1. Audie Murphy
Audie Leon had many accomplishments during his life: War, movie actor, composer of country music, and poet. He was born on June 20, 1924 in Kingston (Texas) and lived until the age of 46. He went to school for only 5 years, but became the most decorated American soldier during World War II. He received many awards such as: The Medal of Honor, the U.S. military's highest award for valor, three French and one Belgium medals. Soon after the war, he started a movie career, and appeared in 44 different films. His best movie “To Hell and Back” covers his war experiences. Murphy wrote the lyrics of 16 western songs recorded by 30 pop singers. He also wrote many poems, but just a few of them have survived. Murphy suffered from insomnia, depression, and nightmares because of his battles during the war. His love life resulted in two marriages: The first one with the actress Wanda Hendrix in 1949, and the second with Pamela Archer, with whom he had two children.

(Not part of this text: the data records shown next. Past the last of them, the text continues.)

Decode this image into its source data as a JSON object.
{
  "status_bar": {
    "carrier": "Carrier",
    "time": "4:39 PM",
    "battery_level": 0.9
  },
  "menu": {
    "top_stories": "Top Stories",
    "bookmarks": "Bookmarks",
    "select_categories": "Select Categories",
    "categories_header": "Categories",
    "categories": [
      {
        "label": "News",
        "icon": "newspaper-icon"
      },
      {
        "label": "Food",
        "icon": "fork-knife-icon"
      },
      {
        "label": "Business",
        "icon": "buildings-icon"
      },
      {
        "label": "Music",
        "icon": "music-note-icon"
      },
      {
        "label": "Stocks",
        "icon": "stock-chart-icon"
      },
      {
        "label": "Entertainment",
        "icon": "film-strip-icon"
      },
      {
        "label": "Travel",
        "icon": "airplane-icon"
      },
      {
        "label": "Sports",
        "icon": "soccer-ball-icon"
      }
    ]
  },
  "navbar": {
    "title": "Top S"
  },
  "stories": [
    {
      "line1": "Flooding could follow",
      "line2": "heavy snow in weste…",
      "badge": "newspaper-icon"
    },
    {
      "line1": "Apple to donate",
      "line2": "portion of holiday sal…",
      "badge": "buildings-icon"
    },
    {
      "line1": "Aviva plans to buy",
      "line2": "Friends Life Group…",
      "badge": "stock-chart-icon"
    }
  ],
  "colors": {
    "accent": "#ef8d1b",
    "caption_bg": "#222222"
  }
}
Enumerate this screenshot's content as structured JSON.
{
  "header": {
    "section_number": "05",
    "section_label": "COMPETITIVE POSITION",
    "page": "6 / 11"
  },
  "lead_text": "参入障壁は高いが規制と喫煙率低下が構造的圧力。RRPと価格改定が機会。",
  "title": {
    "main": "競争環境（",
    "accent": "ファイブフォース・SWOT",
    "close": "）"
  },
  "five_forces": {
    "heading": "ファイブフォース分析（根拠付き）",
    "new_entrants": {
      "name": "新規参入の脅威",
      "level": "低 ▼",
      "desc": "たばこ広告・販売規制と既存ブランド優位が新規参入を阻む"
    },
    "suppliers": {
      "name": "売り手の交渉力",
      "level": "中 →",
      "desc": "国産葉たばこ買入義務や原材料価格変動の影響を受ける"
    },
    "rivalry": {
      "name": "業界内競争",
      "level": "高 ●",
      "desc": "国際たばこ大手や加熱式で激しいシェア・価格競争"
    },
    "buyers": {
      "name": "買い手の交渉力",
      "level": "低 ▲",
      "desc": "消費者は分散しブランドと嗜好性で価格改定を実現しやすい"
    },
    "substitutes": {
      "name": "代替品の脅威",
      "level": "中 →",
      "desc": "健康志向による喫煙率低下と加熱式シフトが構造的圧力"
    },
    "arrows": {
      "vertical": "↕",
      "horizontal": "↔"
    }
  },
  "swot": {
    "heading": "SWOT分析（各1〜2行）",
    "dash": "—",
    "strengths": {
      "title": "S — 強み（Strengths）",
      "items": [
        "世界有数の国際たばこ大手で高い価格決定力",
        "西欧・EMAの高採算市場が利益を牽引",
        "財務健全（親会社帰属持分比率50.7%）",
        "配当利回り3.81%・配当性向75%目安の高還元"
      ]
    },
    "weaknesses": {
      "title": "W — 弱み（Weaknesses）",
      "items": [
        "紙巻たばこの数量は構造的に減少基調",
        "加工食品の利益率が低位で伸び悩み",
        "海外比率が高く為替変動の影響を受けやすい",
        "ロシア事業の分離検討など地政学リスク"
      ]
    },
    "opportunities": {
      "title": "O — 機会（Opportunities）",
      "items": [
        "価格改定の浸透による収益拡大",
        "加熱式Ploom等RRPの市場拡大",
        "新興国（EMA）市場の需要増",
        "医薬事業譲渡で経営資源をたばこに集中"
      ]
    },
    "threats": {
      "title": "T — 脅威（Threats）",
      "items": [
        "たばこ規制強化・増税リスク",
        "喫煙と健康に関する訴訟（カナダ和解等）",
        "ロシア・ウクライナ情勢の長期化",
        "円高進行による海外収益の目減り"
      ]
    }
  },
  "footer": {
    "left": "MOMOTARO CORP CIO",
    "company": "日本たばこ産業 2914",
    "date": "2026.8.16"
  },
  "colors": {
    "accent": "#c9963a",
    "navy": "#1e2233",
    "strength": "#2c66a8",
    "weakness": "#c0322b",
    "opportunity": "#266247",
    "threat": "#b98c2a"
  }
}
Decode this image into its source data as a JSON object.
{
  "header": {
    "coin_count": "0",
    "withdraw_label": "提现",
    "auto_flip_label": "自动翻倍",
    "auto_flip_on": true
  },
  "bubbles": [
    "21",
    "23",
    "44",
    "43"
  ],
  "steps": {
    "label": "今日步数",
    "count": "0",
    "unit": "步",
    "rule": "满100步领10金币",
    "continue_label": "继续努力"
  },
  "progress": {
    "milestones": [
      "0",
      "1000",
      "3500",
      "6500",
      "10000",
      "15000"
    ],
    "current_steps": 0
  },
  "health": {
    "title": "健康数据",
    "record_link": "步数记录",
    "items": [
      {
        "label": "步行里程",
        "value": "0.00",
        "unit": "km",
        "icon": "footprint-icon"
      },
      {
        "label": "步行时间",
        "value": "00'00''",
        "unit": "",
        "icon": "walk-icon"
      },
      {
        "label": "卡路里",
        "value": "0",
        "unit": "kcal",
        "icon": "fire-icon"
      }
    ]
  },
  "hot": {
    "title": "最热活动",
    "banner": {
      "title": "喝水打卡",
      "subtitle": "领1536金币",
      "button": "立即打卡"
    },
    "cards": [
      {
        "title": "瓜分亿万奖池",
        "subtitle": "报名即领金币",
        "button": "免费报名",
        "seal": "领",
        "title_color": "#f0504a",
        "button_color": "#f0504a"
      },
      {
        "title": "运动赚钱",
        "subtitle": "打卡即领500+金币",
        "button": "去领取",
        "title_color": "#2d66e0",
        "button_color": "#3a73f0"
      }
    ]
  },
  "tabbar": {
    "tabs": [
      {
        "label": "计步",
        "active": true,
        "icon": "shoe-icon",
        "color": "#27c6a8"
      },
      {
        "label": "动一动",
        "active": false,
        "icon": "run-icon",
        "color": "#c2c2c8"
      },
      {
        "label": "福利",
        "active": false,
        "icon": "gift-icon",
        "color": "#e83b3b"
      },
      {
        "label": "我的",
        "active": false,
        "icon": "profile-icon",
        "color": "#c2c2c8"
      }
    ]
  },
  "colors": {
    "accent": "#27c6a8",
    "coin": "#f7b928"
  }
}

Murphy earned a fortune during his life, but lost it drastically because of his gambling habit. He was killed in a plane crash in 1971 at the age of 46. He is buried in Arlington National Cemetery.
2. Roland Garros
Roland Garros was an early French aviator and a fighter pilot during World War I. He was born on October 6, 1888 in Saint-Denis, Reunion. He was a pioneer of aviation. In August 1909, he developed a passion for aviation during the Aeronautic week of “la champagne” near Reims, France. He completed the first non-stop flight across the Mediterranean Sea from Frejus in the south of France to Bizerte in Tunisia. On October 1918, the day before his was thirty, Roland Garros had an aircraft crash after a fight during the war. His name has been given to a stadium “STADE ROLAND GARROS” because he practiced many sports during his life: soccer, rugby, horsemanship and tennis.
3. Amelia Bloomer
Amelia Jenks Bloomer was born in New York on May 27th, 1818. “Bloomers”, a women’s clothing reform style was not created by her, but associated to her name because of her early advocacy. She only received two years of formal schooling, but was able to defend American women’s rights and publish articles in newspapers. At the age of twenty two, she married Dexter Bloomer, a lawyer. He is the one who encouraged her first to publish in his newspaper the Seneca Falls County Courier. Her friends Susan Anthony and Elizabeth Cady Stanton encouraged her to publish her own newspaper, the Lily. Through this journal, she fought for women’s suffrage, marriage reforms and higher education for women. She continued to write on social and political topics. Amelia Bloomer died on December 31, 1894, in Council Bluffs, Iowa.
4. Winslow Homer
Born in Boston, Massachusetts in February 24, 1836 and brought up in Cambridge, Winslow Homer is best known for his marine genre paintings. His work was focused on the forces of nature such as violent storms at sea. He began his career working as a commercial illustrator. He mastered drawing, wood engraving, oil painting and watercolor painting. Within the lithography apprenticeship in 1855 and the National Academy of Design in 1863, he did his training in his field following the realism period. He died in Prouts Neck, Maine on September 29, 1910, and never got married.
5. Louis Daguerre
Louis Daguerre was an inventor, a painter and a physicist. He was born on November 18, 1787 in Corneilles, France. His greatest achievement was the invention of the process of photography. In January 1839, Louis Daguerre’s “daguerreotype” (photographic) process was announced at a meeting of the Academy of Sciences by eminent astronomer and physicist François Arago. Daguerre was made an officer of the Legion of Honor, and in 1839 Daguerre and the heir of Niépce (his collaborator) were given annuities of 6,000 francs and 4,000 francs, respectively, for their photographic process. Daguerre retired to Bry-sur-Marne in